ABOUT THIS EXERCISE - Set down the records again. Every word and mark must match exactly.

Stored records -
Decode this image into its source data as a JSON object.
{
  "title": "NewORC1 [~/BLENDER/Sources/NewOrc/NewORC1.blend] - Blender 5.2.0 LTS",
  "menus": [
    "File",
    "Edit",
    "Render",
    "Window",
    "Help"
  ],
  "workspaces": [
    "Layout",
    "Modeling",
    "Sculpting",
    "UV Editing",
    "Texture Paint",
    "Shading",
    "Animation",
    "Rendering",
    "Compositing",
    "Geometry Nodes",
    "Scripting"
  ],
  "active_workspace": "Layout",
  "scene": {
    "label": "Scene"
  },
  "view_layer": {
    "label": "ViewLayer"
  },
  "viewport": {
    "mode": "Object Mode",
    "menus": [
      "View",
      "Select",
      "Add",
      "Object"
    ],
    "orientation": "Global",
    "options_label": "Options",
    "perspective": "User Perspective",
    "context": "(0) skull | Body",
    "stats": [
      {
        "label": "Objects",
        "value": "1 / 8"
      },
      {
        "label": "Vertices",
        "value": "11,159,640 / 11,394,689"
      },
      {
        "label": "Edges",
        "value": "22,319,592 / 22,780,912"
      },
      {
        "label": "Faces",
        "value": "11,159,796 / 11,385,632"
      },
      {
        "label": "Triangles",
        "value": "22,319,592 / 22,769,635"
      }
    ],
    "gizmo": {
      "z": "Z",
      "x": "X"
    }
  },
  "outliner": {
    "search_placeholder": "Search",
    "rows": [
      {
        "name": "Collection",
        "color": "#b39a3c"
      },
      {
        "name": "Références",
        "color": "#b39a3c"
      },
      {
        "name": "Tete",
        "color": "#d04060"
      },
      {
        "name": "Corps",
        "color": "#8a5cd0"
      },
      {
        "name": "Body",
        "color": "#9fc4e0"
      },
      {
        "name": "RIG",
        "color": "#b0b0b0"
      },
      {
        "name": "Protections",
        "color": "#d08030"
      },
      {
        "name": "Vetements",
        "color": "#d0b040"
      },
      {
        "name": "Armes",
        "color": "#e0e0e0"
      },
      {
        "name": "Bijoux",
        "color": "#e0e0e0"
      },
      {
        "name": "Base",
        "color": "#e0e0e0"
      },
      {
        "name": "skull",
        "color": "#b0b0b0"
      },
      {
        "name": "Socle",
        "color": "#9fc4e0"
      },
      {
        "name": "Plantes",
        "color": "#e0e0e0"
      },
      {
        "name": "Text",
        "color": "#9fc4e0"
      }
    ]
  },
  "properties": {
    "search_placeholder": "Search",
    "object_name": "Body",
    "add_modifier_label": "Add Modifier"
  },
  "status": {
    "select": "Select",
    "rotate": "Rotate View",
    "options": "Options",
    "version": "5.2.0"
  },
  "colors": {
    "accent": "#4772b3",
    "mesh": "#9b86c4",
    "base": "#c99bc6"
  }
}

EXPECTED OUTPUT -
Decode this image into its source data as a JSON object.
{
  "title": "NewORC1 [~/BLENDER/Sources/NewOrc/NewORC1.blend] - Blender 5.2.0 LTS",
  "menus": [
    "File",
    "Edit",
    "Render",
    "Window",
    "Help"
  ],
  "workspaces": [
    "Layout",
    "Modeling",
    "Sculpting",
    "UV Editing",
    "Texture Paint",
    "Shading",
    "Animation",
    "Rendering",
    "Compositing",
    "Geometry Nodes",
    "Scripting"
  ],
  "active_workspace": "Layout",
  "scene": {
    "label": "Scene"
  },
  "view_layer": {
    "label": "ViewLayer"
  },
  "viewport": {
    "mode": "Object Mode",
    "menus": [
      "View",
      "Select",
      "Add",
      "Object"
    ],
    "orientation": "Global",
    "options_label": "Options",
    "perspective": "User Perspective",
    "context": "(0) skull | Body",
    "stats": [
      {
        "label": "Objects",
        "value": "1 / 8"
      },
      {
        "label": "Vertices",
        "value": "11,159,640 / 11,394,689"
      },
      {
        "label": "Edges",
        "value": "22,319,592 / 22,780,912"
      },
      {
        "label": "Faces",
        "value": "11,159,796 / 11,385,632"
      },
      {
        "label": "Triangles",
        "value": "22,319,592 / 22,769,635"
      }
    ],
    "gizmo": {
      "z": "Z",
      "x": "X"
    }
  },
  "outliner": {
    "search_placeholder": "Search",
    "rows": [
      {
        "name": "Collection",
        "color": "#b39a3c"
      },
      {
        "name": "Références",
        "color": "#b39a3c"
      },
      {
        "name": "Tete",
        "color": "#d04060"
      },
      {
        "name": "Corps",
        "color": "#8a5cd0"
      },
      {
        "name": "Body",
        "color": "#9fc4e0"
      },
      {
        "name": "RIG",
        "color": "#b0b0b0"
      },
      {
        "name": "Protections",
        "color": "#d08030"
      },
      {
        "name": "Vetements",
        "color": "#d0b040"
      },
      {
        "name": "Armes",
        "color": "#e0e0e0"
      },
      {
        "name": "Bijoux",
        "color": "#e0e0e0"
      },
      {
        "name": "Base",
        "color": "#e0e0e0"
      },
      {
        "name": "skull",
        "color": "#b0b0b0"
      },
      {
        "name": "Socle",
        "color": "#9fc4e0"
      },
      {
        "name": "Plantes",
        "color": "#e0e0e0"
      },
      {
        "name": "Text",
        "color": "#9fc4e0"
      }
    ]
  },
  "properties": {
    "search_placeholder": "Search",
    "object_name": "Body",
    "add_modifier_label": "Add Modifier"
  },
  "status": {
    "select": "Select",
    "rotate": "Rotate View",
    "options": "Options",
    "version": "5.2.0"
  },
  "colors": {
    "accent": "#4772b3",
    "mesh": "#9b86c4",
    "base": "#c99bc6"
  }
}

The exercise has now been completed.